DATASET EXCERPTS:
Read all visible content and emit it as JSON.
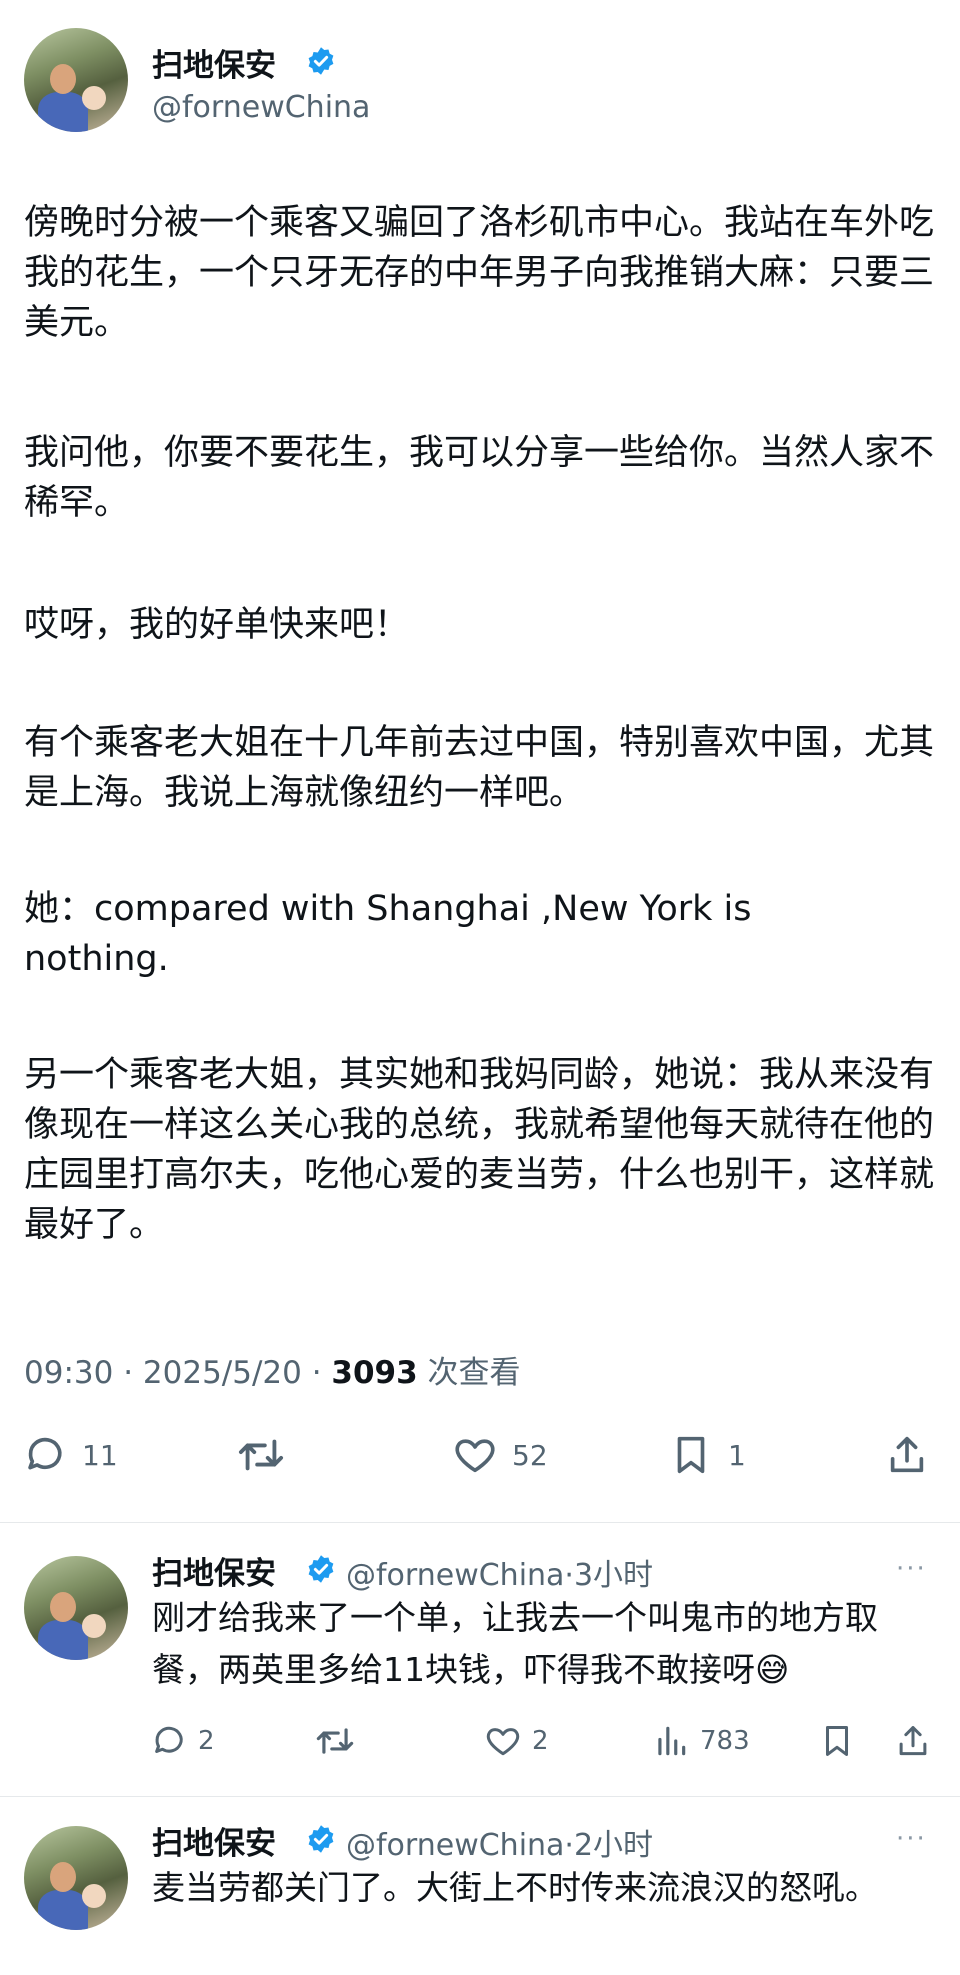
{
  "author": {
    "name": "扫地保安",
    "handle": "@fornewChina"
  },
  "post": {
    "paragraphs": [
      "傍晚时分被一个乘客又骗回了洛杉矶市中心。我站在车外吃我的花生，一个只牙无存的中年男子向我推销大麻：只要三美元。",
      "我问他，你要不要花生，我可以分享一些给你。当然人家不稀罕。",
      "哎呀，我的好单快来吧！",
      "有个乘客老大姐在十几年前去过中国，特别喜欢中国，尤其是上海。我说上海就像纽约一样吧。",
      "她：compared with Shanghai ,New York is nothing.",
      "另一个乘客老大姐，其实她和我妈同龄，她说：我从来没有像现在一样这么关心我的总统，我就希望他每天就待在他的庄园里打高尔夫，吃他心爱的麦当劳，什么也别干，这样就最好了。"
    ],
    "meta_time": "09:30 · 2025/5/20 · ",
    "views_count": "3093",
    "views_label": " 次查看",
    "actions": {
      "replies": "11",
      "likes": "52",
      "bookmarks": "1"
    }
  },
  "replies": [
    {
      "name": "扫地保安",
      "handle_time": "@fornewChina·3小时",
      "text": "刚才给我来了一个单，让我去一个叫鬼市的地方取餐，两英里多给11块钱，吓得我不敢接呀😅",
      "reply_count": "2",
      "like_count": "2",
      "view_count": "783"
    },
    {
      "name": "扫地保安",
      "handle_time": "@fornewChina·2小时",
      "text": "麦当劳都关门了。大街上不时传来流浪汉的怒吼。"
    }
  ],
  "more_label": "···",
  "colors": {
    "verified": "#1d9bf0",
    "text": "#0f1419",
    "secondary": "#536471"
  }
}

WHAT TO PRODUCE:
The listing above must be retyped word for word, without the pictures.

REPLY TO THE TASK:
Read all visible content and emit it as JSON.
{
  "author": {
    "name": "扫地保安",
    "handle": "@fornewChina"
  },
  "post": {
    "paragraphs": [
      "傍晚时分被一个乘客又骗回了洛杉矶市中心。我站在车外吃我的花生，一个只牙无存的中年男子向我推销大麻：只要三美元。",
      "我问他，你要不要花生，我可以分享一些给你。当然人家不稀罕。",
      "哎呀，我的好单快来吧！",
      "有个乘客老大姐在十几年前去过中国，特别喜欢中国，尤其是上海。我说上海就像纽约一样吧。",
      "她：compared with Shanghai ,New York is nothing.",
      "另一个乘客老大姐，其实她和我妈同龄，她说：我从来没有像现在一样这么关心我的总统，我就希望他每天就待在他的庄园里打高尔夫，吃他心爱的麦当劳，什么也别干，这样就最好了。"
    ],
    "meta_time": "09:30 · 2025/5/20 · ",
    "views_count": "3093",
    "views_label": " 次查看",
    "actions": {
      "replies": "11",
      "likes": "52",
      "bookmarks": "1"
    }
  },
  "replies": [
    {
      "name": "扫地保安",
      "handle_time": "@fornewChina·3小时",
      "text": "刚才给我来了一个单，让我去一个叫鬼市的地方取餐，两英里多给11块钱，吓得我不敢接呀😅",
      "reply_count": "2",
      "like_count": "2",
      "view_count": "783"
    },
    {
      "name": "扫地保安",
      "handle_time": "@fornewChina·2小时",
      "text": "麦当劳都关门了。大街上不时传来流浪汉的怒吼。"
    }
  ],
  "more_label": "···",
  "colors": {
    "verified": "#1d9bf0",
    "text": "#0f1419",
    "secondary": "#536471"
  }
}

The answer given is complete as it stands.